- Is there a consent form I must sign for treatment? (If so, ask to take the form home to review.)
- If medication is recommended, the Agency for Healthcare and Quality Research suggests asking the following questions.
- Has the proposed treatment been studied in clinical trials* for safety and effectiveness?
- Is this treatment part of a clinical trial* and if so, what are my obligations and the conditions involved in participating in this trial?
Throughout Your Treatment
- Some people find it helpful to keep a diary of pain and other symptoms. A diary can help when you talk to your doctor.
- Write down your experiences.
- Pay attention to what makes you feel better or worse.
- Keep a record of what times of day you feel worse.
- Ask the people you live with to note changes in behavior or pain levels. They may see things you miss.
- If you have X-rays, MRIs or other test results, bring them with you to your appointments if possible. Your medical and dental records belong to you and you can ask for copies of these records.
- If medication is prescribed, be sure to ask about its side effects. Ask how the medication is supposed to help you.
Tips for Talking to Your Doctor
- Speak honestly and openly.
- Be clear about your pain and other problems.
- Don’t be afraid to discuss your pain and any urgency for pain relief.
- Ask questions if you don't understand.
- Ask about all treatment options.
- Ask your doctor to explain any treatments.
- You can say no to any test, treatment or request.
- Your health care professional’s job is to help you. Keep in mind that your doctor working for you. Make sure the visit focuses on you and your needs.
- Make your own choices about what steps to take.
- Get other opinions before making decisions.
- Be confident. If you feel uncomfortable with your doctor, change health care professionals.
- If fees seem excessive, you can ask about them and compare with other providers.

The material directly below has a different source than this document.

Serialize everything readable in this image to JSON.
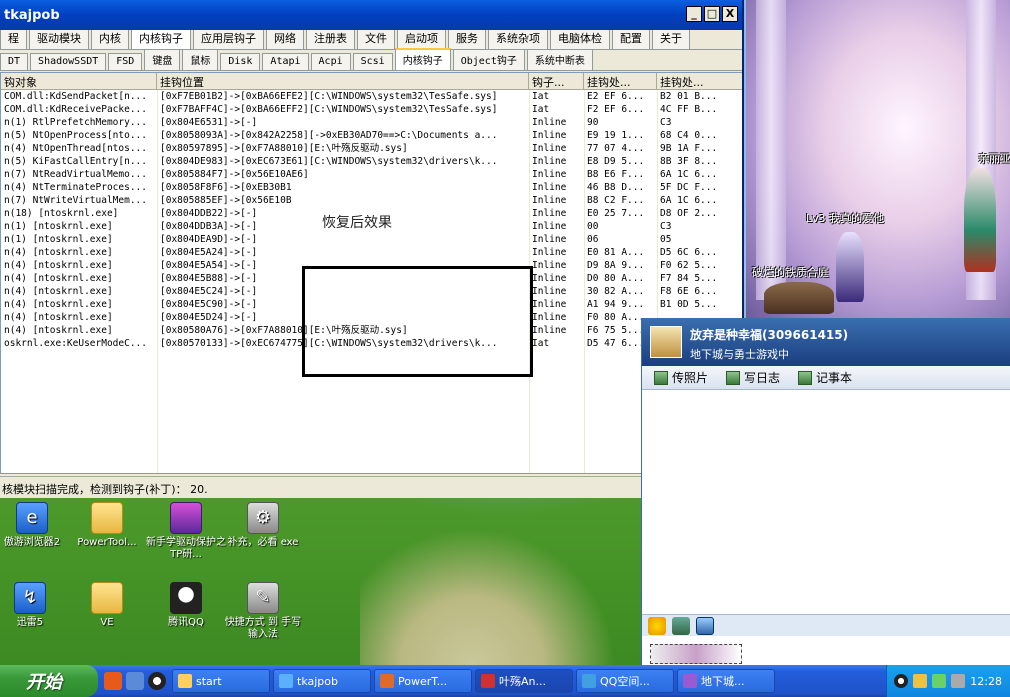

- If you think it will be a difficult discussion, ask someone you trust to accompany you to the office visit. This person can take notes, ask questions, make sure you have addressed all the points you wanted to make (sometimes during stressful office visits important things fall through the cracks). Even for routine visits it is always beneficial to have a second set of ears in the room.
Agency for Healthcare Research and Quality
American Medical Association
Consumer Reports Health.org
U.S. Department of Health and Human Services, WomensHealth.gov
* Clinical trials involve some risk on the part of the patient. Some treatments may have unforeseen side effects. By law, researchers are required to make sure volunteers understand what will happen during and after the trial, as well as the risks and benefits. The following are questions you should ask before agreeing to participate in a clinical trial:
- What makes me a candidate for the study?
- What are the risks?
- What is involved? What will I have to do?
- What checks and balances are in place to protect my safety?
- Will I be charged anything or be compensated for my participation?
- Who is paying for the study?
- How can I end my participation if I change my mind and will you continue to treat me?
- What will happen when the study is over? Will I be told the results?
- Whom do I contact to express concerns or obtain information?
- What do the researchers hope to learn?
- Who will have access to my medical information